* The task:
Find how many lines of the listing below include the word "text", then report the number by itself.

* Information provided:
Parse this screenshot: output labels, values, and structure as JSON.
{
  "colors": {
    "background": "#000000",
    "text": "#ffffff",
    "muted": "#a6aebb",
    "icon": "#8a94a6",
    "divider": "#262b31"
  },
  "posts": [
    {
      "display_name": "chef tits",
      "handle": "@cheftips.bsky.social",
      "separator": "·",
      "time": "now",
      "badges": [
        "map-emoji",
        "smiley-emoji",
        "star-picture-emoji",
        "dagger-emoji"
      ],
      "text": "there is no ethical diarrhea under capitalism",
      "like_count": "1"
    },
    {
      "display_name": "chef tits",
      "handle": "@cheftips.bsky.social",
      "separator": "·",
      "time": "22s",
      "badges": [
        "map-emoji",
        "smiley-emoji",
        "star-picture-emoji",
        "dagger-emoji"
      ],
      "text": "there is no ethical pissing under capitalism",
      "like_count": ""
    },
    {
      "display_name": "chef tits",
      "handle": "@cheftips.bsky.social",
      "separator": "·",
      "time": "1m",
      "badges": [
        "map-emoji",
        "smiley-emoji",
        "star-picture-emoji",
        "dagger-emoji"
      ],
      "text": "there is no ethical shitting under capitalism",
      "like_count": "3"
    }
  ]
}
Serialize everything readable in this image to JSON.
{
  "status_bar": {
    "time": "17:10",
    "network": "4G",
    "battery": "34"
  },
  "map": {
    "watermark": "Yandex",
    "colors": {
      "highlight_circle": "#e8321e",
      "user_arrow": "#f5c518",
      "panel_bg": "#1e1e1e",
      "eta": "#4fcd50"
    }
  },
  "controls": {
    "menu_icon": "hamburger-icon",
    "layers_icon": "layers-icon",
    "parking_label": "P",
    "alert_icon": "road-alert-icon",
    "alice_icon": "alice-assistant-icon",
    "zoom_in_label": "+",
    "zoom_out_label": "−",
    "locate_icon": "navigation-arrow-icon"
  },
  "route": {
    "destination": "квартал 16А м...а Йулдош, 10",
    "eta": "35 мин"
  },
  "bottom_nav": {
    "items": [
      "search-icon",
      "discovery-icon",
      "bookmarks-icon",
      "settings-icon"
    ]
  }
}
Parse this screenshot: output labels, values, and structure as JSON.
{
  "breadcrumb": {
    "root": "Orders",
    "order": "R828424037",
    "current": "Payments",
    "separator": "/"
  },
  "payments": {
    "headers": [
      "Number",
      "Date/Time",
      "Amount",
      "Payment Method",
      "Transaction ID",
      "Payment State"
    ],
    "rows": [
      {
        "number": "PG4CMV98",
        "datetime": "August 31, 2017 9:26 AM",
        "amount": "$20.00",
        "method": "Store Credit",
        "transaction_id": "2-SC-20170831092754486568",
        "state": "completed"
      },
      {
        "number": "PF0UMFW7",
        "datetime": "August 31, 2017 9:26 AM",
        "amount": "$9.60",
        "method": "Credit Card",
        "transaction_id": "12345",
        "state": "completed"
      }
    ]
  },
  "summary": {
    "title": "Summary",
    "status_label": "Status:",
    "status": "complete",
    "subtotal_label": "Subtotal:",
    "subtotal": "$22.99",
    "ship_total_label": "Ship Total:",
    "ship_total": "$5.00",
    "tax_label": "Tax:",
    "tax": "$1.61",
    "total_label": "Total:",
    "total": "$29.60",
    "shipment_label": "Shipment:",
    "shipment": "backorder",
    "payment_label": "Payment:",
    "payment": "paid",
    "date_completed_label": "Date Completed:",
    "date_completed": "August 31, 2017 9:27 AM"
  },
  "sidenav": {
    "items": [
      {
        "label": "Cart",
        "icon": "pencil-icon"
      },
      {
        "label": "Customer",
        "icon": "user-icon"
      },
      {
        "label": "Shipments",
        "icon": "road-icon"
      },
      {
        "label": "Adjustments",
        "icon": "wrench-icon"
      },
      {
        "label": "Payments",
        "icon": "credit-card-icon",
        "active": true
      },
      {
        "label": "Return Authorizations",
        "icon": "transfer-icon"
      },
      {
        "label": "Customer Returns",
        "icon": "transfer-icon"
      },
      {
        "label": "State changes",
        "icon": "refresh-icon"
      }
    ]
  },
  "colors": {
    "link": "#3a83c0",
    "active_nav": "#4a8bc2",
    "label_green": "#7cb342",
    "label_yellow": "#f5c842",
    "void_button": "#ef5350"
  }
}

* Exercise response:
4